### ACTIVITY
The goal here is an exact copy of the entries below, without their pictures.

### Component data from apps and pages
# # # # #

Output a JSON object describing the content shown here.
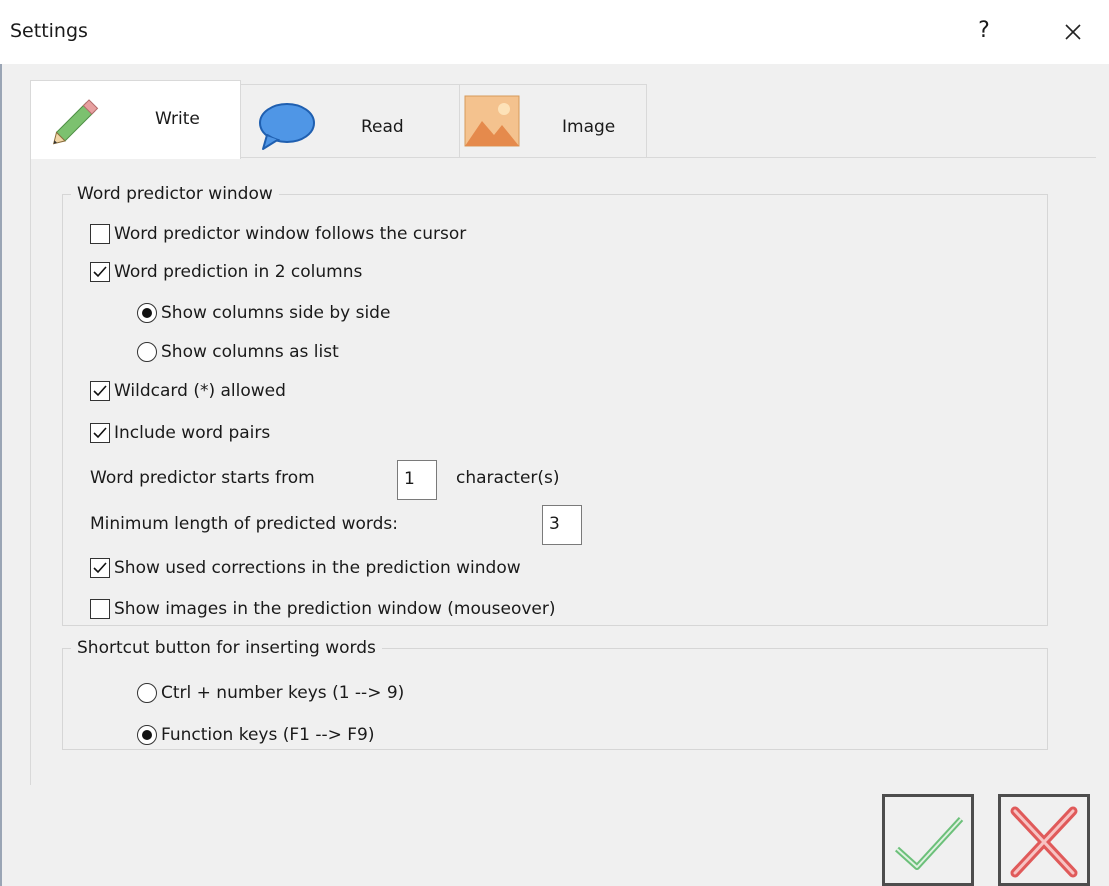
{
  "window": {
    "title": "Settings",
    "help_label": "?"
  },
  "tabs": [
    {
      "label": "Write",
      "icon": "pencil-icon",
      "active": true
    },
    {
      "label": "Read",
      "icon": "speech-bubble-icon",
      "active": false
    },
    {
      "label": "Image",
      "icon": "image-icon",
      "active": false
    }
  ],
  "predictor_group": {
    "legend": "Word predictor window",
    "follows_cursor": {
      "label": "Word predictor window follows the cursor",
      "checked": false
    },
    "two_columns": {
      "label": "Word prediction in 2 columns",
      "checked": true
    },
    "side_by_side": {
      "label": "Show columns side by side",
      "selected": true
    },
    "as_list": {
      "label": "Show columns as list",
      "selected": false
    },
    "wildcard": {
      "label": "Wildcard (*) allowed",
      "checked": true
    },
    "word_pairs": {
      "label": "Include word pairs",
      "checked": true
    },
    "starts_from_label": "Word predictor starts from",
    "starts_from_value": "1",
    "starts_from_unit": "character(s)",
    "min_length_label": "Minimum length of predicted words:",
    "min_length_value": "3",
    "used_corrections": {
      "label": "Show used corrections in the prediction window",
      "checked": true
    },
    "show_images": {
      "label": "Show images in the prediction window (mouseover)",
      "checked": false
    }
  },
  "shortcut_group": {
    "legend": "Shortcut button for inserting words",
    "ctrl_keys": {
      "label": "Ctrl + number keys (1 --> 9)",
      "selected": false
    },
    "function_keys": {
      "label": "Function keys (F1 --> F9)",
      "selected": true
    }
  },
  "buttons": {
    "ok_icon": "checkmark-icon",
    "cancel_icon": "red-x-icon"
  },
  "colors": {
    "ok_green": "#6cc07a",
    "cancel_red": "#e05a5a"
  }
}
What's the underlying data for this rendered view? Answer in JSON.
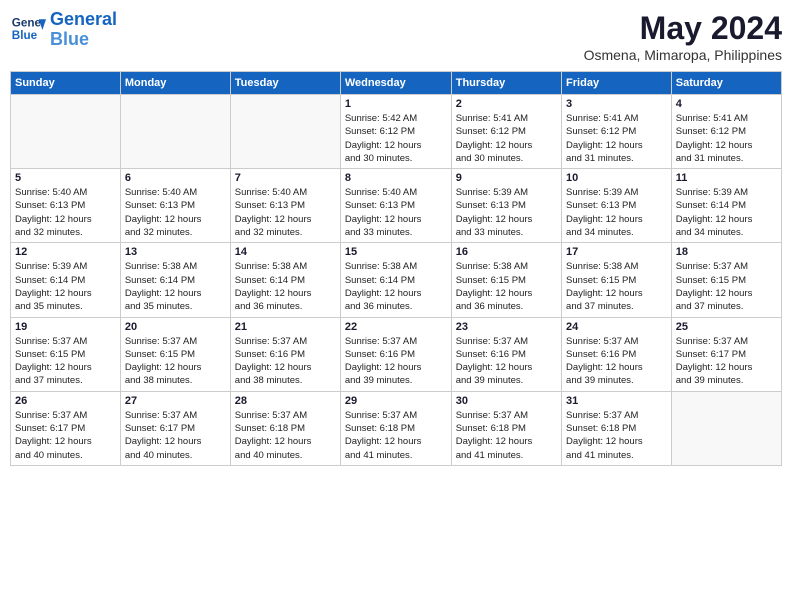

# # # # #

### RESULT
Output a JSON object describing the content shown here.
{
  "window": {
    "title": "Settings",
    "help_label": "?"
  },
  "tabs": [
    {
      "label": "Write",
      "icon": "pencil-icon",
      "active": true
    },
    {
      "label": "Read",
      "icon": "speech-bubble-icon",
      "active": false
    },
    {
      "label": "Image",
      "icon": "image-icon",
      "active": false
    }
  ],
  "predictor_group": {
    "legend": "Word predictor window",
    "follows_cursor": {
      "label": "Word predictor window follows the cursor",
      "checked": false
    },
    "two_columns": {
      "label": "Word prediction in 2 columns",
      "checked": true
    },
    "side_by_side": {
      "label": "Show columns side by side",
      "selected": true
    },
    "as_list": {
      "label": "Show columns as list",
      "selected": false
    },
    "wildcard": {
      "label": "Wildcard (*) allowed",
      "checked": true
    },
    "word_pairs": {
      "label": "Include word pairs",
      "checked": true
    },
    "starts_from_label": "Word predictor starts from",
    "starts_from_value": "1",
    "starts_from_unit": "character(s)",
    "min_length_label": "Minimum length of predicted words:",
    "min_length_value": "3",
    "used_corrections": {
      "label": "Show used corrections in the prediction window",
      "checked": true
    },
    "show_images": {
      "label": "Show images in the prediction window (mouseover)",
      "checked": false
    }
  },
  "shortcut_group": {
    "legend": "Shortcut button for inserting words",
    "ctrl_keys": {
      "label": "Ctrl + number keys (1 --> 9)",
      "selected": false
    },
    "function_keys": {
      "label": "Function keys (F1 --> F9)",
      "selected": true
    }
  },
  "buttons": {
    "ok_icon": "checkmark-icon",
    "cancel_icon": "red-x-icon"
  },
  "colors": {
    "ok_green": "#6cc07a",
    "cancel_red": "#e05a5a"
  }
}
What's the underlying data for this rendered view? Answer in JSON.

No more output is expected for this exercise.